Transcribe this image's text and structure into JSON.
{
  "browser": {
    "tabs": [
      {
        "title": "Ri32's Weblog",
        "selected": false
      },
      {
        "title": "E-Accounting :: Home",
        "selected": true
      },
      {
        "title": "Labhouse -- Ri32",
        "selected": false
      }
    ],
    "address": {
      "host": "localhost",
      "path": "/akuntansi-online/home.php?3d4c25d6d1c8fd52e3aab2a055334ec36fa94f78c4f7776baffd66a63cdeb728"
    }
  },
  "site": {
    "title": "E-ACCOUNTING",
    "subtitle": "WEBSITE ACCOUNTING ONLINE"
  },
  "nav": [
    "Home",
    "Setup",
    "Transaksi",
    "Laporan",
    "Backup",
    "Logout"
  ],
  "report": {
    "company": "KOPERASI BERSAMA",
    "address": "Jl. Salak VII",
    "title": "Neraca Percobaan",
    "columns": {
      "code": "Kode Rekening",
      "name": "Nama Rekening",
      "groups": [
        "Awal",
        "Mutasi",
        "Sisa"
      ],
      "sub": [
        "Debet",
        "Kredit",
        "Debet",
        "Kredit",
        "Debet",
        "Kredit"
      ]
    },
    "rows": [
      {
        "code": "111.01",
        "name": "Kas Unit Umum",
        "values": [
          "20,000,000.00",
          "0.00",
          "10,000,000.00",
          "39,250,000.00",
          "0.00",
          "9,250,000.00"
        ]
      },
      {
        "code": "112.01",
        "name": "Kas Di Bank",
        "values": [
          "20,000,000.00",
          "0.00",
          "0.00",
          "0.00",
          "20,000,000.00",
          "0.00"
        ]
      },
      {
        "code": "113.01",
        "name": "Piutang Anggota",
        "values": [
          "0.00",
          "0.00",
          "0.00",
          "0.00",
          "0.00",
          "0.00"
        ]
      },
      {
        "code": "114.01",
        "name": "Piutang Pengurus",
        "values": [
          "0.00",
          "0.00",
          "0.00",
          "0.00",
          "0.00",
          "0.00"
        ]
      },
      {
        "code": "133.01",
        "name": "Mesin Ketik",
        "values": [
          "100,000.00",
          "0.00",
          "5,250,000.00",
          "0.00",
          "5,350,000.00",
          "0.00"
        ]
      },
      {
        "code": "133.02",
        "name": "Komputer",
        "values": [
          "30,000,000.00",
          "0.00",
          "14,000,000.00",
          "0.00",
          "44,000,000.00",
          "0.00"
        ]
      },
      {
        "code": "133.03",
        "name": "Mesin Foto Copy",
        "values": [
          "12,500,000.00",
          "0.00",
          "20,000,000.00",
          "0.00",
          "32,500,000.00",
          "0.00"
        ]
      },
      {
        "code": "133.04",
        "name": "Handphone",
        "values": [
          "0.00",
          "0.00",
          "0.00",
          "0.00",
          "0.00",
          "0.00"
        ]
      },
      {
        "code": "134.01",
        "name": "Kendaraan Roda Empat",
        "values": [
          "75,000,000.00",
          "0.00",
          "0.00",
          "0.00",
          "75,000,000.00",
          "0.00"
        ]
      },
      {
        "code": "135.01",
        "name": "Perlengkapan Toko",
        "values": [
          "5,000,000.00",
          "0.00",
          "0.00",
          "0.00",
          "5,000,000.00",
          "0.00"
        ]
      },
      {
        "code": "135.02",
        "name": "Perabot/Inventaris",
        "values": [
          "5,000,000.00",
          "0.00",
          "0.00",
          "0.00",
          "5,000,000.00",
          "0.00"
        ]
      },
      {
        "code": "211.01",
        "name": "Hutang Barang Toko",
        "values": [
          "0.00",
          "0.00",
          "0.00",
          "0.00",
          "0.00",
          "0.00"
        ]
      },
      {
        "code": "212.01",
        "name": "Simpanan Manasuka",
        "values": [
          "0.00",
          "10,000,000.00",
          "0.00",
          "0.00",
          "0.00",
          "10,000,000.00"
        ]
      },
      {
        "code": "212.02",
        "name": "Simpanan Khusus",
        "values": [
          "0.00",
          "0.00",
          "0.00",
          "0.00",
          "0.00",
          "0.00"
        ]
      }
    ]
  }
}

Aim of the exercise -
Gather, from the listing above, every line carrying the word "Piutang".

Worked solution -
        "name": "Piutang Anggota",
        "name": "Piutang Pengurus",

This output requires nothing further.